It is gratifying to see that the nation is, at different levels, rallying behind the farmers, who are currently preparing to march to the Indian capital, probably in numbers that the country has never seen before and in a manner befitting the crisis that is overwhelming the agriculture sector.
Parking aside the question of whether or not this march of the farmer will move the government, it would be worthwhile for the urban intelligentsia to familiarise itself with issues that impinge on India’s hard-earned food security, as policy-driven disasters visit the countryside.
Punjab’s fertile soil is all but decimated by chemical leeching as cancer pervades the land; Vidarbha has gained notoriety for some three lakh farmer suicides (1998- 2018); for Bundelkhand, drought is the new normal; elsewhere, tomatoes, potatoes, vegetables and milk get thrown on the streets because the cost of transporting them to mandis is not recovered by the price that the producers receive.
Bumper crop or crop failure, the farmer receives it in the neck and, even as lip service is paid to the ‘cause’, the fact is that no more than six per cent of Indian farmers are able to sell their produce at the minimum support price.
Further, as the Centre for Study of Developing Societies survey of March 2018 established, while an overwhelming number want to quit farming; no more than 19 per cent want subsidies to continue because they serve no purpose; only 27 per cent have heard about the land acquisition law and 70 per cent of farmers have never heard about direct cash transfer in a chronicle of woes that has even the National Bank for Agriculture and Rural Development reportedly handing over more than 50 per cent of its projected credit flow (2017) to Mumbai and its suburbs instead of disbursing it in the devastated Vidarbha and Marathwada, which got less than 16 per cent.

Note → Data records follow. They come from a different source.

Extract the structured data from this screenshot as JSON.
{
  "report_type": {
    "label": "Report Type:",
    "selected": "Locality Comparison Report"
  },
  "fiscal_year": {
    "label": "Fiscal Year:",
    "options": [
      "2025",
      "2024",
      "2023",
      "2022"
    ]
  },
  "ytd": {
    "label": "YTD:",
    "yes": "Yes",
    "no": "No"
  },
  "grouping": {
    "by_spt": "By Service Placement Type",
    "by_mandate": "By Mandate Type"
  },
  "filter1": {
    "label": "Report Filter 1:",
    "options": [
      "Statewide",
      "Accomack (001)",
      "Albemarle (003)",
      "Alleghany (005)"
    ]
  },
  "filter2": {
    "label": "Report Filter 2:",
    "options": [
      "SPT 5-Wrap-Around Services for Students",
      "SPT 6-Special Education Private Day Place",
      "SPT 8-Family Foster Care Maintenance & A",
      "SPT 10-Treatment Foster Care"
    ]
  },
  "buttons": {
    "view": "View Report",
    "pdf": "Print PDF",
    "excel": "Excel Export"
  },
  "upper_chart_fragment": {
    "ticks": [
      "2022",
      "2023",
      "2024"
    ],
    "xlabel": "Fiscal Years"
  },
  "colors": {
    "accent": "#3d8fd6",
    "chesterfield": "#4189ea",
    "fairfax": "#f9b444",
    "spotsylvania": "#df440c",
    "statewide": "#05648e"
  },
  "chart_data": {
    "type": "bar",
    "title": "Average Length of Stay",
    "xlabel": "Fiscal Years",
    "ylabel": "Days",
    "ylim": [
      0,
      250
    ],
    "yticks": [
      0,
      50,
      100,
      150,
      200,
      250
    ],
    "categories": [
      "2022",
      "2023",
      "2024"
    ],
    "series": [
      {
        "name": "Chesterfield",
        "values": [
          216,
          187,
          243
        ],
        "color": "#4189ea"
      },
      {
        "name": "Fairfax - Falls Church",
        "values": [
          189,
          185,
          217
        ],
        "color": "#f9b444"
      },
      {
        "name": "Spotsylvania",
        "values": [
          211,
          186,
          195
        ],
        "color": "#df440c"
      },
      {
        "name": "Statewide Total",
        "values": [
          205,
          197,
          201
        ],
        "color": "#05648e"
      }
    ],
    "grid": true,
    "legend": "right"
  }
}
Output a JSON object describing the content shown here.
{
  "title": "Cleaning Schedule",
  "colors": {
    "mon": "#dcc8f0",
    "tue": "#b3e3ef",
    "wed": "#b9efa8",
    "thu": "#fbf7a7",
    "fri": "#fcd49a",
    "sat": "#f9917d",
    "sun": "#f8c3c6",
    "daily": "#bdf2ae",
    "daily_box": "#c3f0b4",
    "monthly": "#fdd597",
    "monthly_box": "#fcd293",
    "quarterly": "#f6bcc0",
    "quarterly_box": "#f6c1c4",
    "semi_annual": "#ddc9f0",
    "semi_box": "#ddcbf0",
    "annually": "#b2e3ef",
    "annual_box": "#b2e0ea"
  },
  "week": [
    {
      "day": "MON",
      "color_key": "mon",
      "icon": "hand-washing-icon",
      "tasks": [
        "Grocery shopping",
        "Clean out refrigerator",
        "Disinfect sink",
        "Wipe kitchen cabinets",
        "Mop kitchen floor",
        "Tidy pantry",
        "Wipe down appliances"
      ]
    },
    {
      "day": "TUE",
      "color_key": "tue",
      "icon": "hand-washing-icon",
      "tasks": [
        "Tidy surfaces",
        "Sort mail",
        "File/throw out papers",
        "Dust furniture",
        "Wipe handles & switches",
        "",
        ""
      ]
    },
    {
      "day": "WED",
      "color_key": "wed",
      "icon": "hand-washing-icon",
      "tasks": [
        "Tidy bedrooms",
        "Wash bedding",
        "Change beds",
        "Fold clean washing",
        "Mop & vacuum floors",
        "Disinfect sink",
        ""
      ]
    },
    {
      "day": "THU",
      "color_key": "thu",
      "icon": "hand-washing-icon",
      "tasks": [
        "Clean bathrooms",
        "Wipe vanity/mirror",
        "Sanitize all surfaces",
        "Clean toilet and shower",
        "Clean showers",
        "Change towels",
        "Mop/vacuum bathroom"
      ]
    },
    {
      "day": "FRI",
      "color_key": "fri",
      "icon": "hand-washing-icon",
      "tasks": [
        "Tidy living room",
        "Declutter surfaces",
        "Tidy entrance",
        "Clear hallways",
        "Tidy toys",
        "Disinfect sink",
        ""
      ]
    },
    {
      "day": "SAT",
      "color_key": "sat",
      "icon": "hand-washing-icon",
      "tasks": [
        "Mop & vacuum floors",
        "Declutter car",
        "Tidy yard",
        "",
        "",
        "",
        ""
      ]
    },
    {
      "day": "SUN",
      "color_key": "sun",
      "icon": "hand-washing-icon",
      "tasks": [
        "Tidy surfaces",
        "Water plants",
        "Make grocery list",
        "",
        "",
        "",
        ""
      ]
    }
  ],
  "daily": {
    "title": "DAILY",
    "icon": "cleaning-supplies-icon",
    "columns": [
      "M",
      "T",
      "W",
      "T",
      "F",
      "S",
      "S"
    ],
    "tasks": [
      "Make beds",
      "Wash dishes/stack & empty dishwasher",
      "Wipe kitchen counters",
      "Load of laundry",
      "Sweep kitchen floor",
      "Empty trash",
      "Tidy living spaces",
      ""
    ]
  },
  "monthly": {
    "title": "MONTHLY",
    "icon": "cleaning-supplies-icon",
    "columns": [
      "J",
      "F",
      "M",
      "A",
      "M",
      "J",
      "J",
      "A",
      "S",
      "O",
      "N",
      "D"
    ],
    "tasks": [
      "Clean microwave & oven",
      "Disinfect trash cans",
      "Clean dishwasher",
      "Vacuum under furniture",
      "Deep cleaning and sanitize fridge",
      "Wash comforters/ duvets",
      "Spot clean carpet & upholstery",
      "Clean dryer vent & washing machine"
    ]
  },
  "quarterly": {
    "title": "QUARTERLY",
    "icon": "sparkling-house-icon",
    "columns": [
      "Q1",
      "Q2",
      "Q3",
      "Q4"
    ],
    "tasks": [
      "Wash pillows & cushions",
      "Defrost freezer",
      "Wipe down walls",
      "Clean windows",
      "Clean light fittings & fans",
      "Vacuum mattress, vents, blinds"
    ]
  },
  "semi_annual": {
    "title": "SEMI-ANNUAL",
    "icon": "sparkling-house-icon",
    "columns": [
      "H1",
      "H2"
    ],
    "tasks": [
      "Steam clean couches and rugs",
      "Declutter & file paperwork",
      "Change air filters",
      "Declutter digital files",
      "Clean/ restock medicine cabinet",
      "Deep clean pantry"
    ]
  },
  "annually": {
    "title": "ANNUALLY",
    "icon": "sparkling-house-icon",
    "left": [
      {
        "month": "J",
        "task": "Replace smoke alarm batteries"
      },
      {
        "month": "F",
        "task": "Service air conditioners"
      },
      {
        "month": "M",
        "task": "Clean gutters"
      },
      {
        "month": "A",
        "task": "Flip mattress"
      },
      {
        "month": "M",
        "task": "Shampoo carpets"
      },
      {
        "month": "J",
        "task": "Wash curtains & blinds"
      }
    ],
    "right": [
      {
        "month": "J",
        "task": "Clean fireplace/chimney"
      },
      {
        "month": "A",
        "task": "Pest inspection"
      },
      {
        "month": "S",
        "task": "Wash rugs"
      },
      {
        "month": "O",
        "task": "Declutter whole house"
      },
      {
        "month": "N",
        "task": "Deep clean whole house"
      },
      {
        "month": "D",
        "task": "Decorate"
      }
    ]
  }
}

The crisis cannot be resolved by throwing money at it nor by waiving loans; without institutional reforms, the loans will be back. Indeed, policies around liberalization and deregulation have tightened the noose around the farmer’s neck courtesy increased costs of inputs, withdrawal of subsidies, paltry investments in infrastructure, irrigation, drainage and flood control or even on technical extension services.
The aam aadmi is finally waking up to this fact and many employed in towns from farming backgrounds, the jawan, the clerk, the school teacher and even the student, have realized that agricultural apocalypse is nigh.
The government has finally admitted that demonetisation was disastrous for the farm economy and one can only hope that a sense of shame will make it call a joint session of Parliament for members to come to grips with survival issues facing a segment of the economy employing 50 per cent of its workforce and impacting on more than 60 per cent of its population while ensuring that the country stays food secure. When one last checked, India was still a democracy.